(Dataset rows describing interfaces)
------------------------------------

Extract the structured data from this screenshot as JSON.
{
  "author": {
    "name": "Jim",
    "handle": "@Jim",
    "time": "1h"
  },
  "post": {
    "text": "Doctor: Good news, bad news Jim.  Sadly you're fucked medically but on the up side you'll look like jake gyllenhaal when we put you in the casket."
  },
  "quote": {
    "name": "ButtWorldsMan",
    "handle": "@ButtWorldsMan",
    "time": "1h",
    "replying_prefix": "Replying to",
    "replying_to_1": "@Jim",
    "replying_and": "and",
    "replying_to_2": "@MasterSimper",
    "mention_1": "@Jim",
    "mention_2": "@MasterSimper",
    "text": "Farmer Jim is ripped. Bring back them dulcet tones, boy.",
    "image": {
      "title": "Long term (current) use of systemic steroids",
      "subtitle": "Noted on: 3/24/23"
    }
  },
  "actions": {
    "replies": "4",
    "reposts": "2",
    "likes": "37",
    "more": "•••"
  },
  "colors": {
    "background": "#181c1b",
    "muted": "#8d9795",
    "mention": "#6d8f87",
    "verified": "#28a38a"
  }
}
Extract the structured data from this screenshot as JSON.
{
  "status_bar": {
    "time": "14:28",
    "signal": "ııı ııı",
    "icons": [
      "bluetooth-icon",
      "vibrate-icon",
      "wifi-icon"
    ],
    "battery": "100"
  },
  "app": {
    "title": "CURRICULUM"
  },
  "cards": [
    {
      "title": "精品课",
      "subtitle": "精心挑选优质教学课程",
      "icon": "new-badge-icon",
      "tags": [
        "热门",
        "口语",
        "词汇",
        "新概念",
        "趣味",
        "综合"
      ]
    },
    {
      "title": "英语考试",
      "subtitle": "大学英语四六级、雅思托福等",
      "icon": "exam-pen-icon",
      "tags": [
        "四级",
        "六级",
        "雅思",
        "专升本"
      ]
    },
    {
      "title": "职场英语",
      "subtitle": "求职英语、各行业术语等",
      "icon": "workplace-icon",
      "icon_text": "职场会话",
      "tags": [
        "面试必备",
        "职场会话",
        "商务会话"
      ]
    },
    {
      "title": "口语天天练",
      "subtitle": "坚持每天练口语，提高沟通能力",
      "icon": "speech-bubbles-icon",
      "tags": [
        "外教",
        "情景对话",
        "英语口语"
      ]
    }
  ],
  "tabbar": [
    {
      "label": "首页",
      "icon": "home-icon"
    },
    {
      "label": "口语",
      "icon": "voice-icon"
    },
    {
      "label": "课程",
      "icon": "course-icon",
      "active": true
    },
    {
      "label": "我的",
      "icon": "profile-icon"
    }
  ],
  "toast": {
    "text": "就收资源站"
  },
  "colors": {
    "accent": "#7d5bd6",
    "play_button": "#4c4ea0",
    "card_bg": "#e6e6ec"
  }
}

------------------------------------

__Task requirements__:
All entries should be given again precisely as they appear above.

__Solution to the exercise__:
Extract the structured data from this screenshot as JSON.
{
  "author": {
    "name": "Jim",
    "handle": "@Jim",
    "time": "1h"
  },
  "post": {
    "text": "Doctor: Good news, bad news Jim.  Sadly you're fucked medically but on the up side you'll look like jake gyllenhaal when we put you in the casket."
  },
  "quote": {
    "name": "ButtWorldsMan",
    "handle": "@ButtWorldsMan",
    "time": "1h",
    "replying_prefix": "Replying to",
    "replying_to_1": "@Jim",
    "replying_and": "and",
    "replying_to_2": "@MasterSimper",
    "mention_1": "@Jim",
    "mention_2": "@MasterSimper",
    "text": "Farmer Jim is ripped. Bring back them dulcet tones, boy.",
    "image": {
      "title": "Long term (current) use of systemic steroids",
      "subtitle": "Noted on: 3/24/23"
    }
  },
  "actions": {
    "replies": "4",
    "reposts": "2",
    "likes": "37",
    "more": "•••"
  },
  "colors": {
    "background": "#181c1b",
    "muted": "#8d9795",
    "mention": "#6d8f87",
    "verified": "#28a38a"
  }
}
Extract the structured data from this screenshot as JSON.
{
  "status_bar": {
    "time": "14:28",
    "signal": "ııı ııı",
    "icons": [
      "bluetooth-icon",
      "vibrate-icon",
      "wifi-icon"
    ],
    "battery": "100"
  },
  "app": {
    "title": "CURRICULUM"
  },
  "cards": [
    {
      "title": "精品课",
      "subtitle": "精心挑选优质教学课程",
      "icon": "new-badge-icon",
      "tags": [
        "热门",
        "口语",
        "词汇",
        "新概念",
        "趣味",
        "综合"
      ]
    },
    {
      "title": "英语考试",
      "subtitle": "大学英语四六级、雅思托福等",
      "icon": "exam-pen-icon",
      "tags": [
        "四级",
        "六级",
        "雅思",
        "专升本"
      ]
    },
    {
      "title": "职场英语",
      "subtitle": "求职英语、各行业术语等",
      "icon": "workplace-icon",
      "icon_text": "职场会话",
      "tags": [
        "面试必备",
        "职场会话",
        "商务会话"
      ]
    },
    {
      "title": "口语天天练",
      "subtitle": "坚持每天练口语，提高沟通能力",
      "icon": "speech-bubbles-icon",
      "tags": [
        "外教",
        "情景对话",
        "英语口语"
      ]
    }
  ],
  "tabbar": [
    {
      "label": "首页",
      "icon": "home-icon"
    },
    {
      "label": "口语",
      "icon": "voice-icon"
    },
    {
      "label": "课程",
      "icon": "course-icon",
      "active": true
    },
    {
      "label": "我的",
      "icon": "profile-icon"
    }
  ],
  "toast": {
    "text": "就收资源站"
  },
  "colors": {
    "accent": "#7d5bd6",
    "play_button": "#4c4ea0",
    "card_bg": "#e6e6ec"
  }
}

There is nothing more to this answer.